    I just re-read your comments here and thought you might be interested in something I stumbled across the other day. I was watching Ben Armstrong (Virtual PC Guy)’s TechEd video on the forthcoming Dynamic Memory for Hyper-V in Windows Server 2008 R2 SP1 and he said that as soon as he turned it on his Domain Controllers started consuming upwards of 1GB memory, although he had never seen any indications that this was necessary before. It will be interesting to see how our assumptions about VM memory allocation change once this comes out.



  7. Hi Tristan,

    you must have been reading my mind… I actually caught up on Server 2008 R2 SP1 a few days ago myself 🙂 BUT, I didn’t get to see Ben’s video. So, thanks for letting me know about this “side-effect” on using Dynamic Memory. I do hope they’ll fix that for RTM because it certainly is not only counter-productive but also bad for Hyper-V’s otherwise near perfect image in the market.

    In general though Microsoft is still hesitant to recommend virtualizing AD (and SQL Server), as can be read here:
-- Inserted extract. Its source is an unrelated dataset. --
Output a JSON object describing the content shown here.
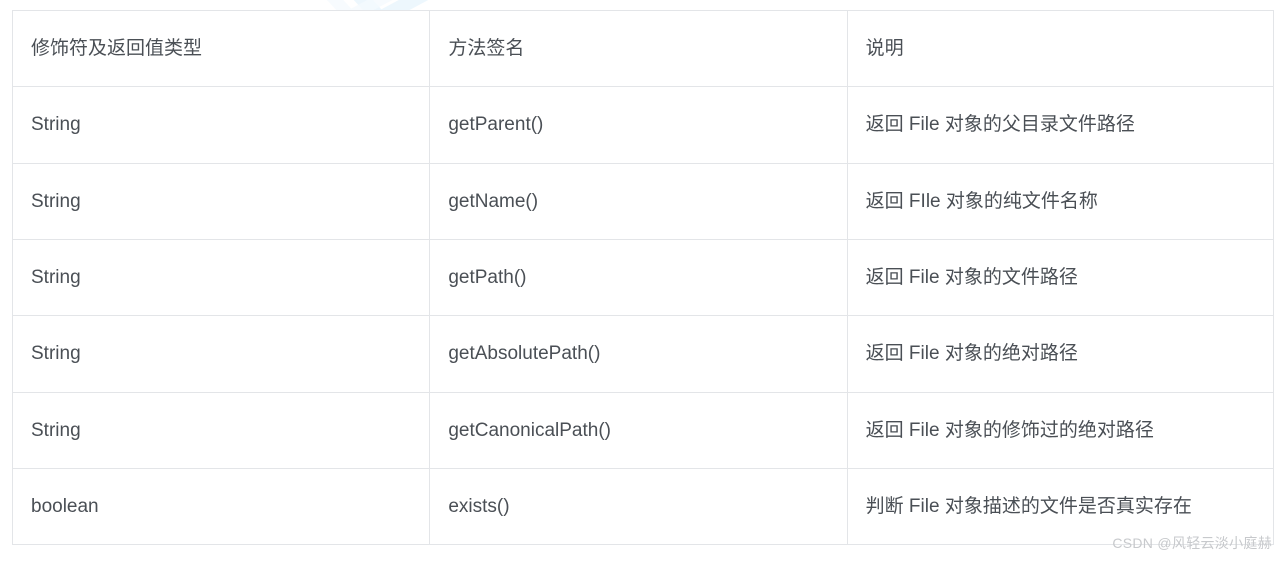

    I am however solely convinced that the advantages outweigh the risks, especially as we’ve had virtualized AD, SQL and ISA servers for over 2 years with no problems at all.

    Sunny greetings from Barcelona
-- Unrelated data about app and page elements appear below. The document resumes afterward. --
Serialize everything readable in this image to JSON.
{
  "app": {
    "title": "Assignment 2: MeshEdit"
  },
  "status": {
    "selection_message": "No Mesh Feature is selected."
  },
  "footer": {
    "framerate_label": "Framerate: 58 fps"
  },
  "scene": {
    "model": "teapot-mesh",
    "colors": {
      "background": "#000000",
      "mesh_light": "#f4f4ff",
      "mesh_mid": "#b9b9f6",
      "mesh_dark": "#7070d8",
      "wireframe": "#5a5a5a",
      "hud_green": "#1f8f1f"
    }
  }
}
  8. Hey Jennifer,

    It’s not so much a side effect as an indication that (Ben’s) DCs were hungrier for memory than he realised. It may be that his home infrastructure generates a lot more demand on his DCs than a single SharePoint/SQL box. But one way or the other you can still set the maximum memory for the DC where it was, I was just thinking that we may find out that a lot of what we assume we know about VMs might be proved wrong. It’s a really fundamental change to memory management.

    Agreed, re: virtualisation. We’ve started virtualising production (hosted) SQL with our new website project and are going to see how it goes. Fingers crossed!



  9. Fingers crossed and thumbs pressed 😉

    Thanks btw also on the write-up of Ben’s video …that just saved me 75 mins of my weekend 🙂

  10. Hey Jennifer,

    I just stumbled across these comments again, which brought to mind some recent findings. I’ve recently been testing an environment with two DCs, one Windows 7 machine and one Windows Server 2008 Server which is generating all the load. This is on Windows Server 2008 R2 SP1 Beta with Enterpise guests. The DCs occasionally blip above 600MB even in this limited configuration – they go as high as 620MB. I suspect once Dynamic Memory becomes the norm people will settle on something like 512MB-1024MB for DCs. But I thought it interesting that I occasionally did start to consume more than 600MB, and this is without anything as intense as SharePoint 2010.



Leave a Reply

This site uses Akismet to reduce spam. Learn how your comment data is processed.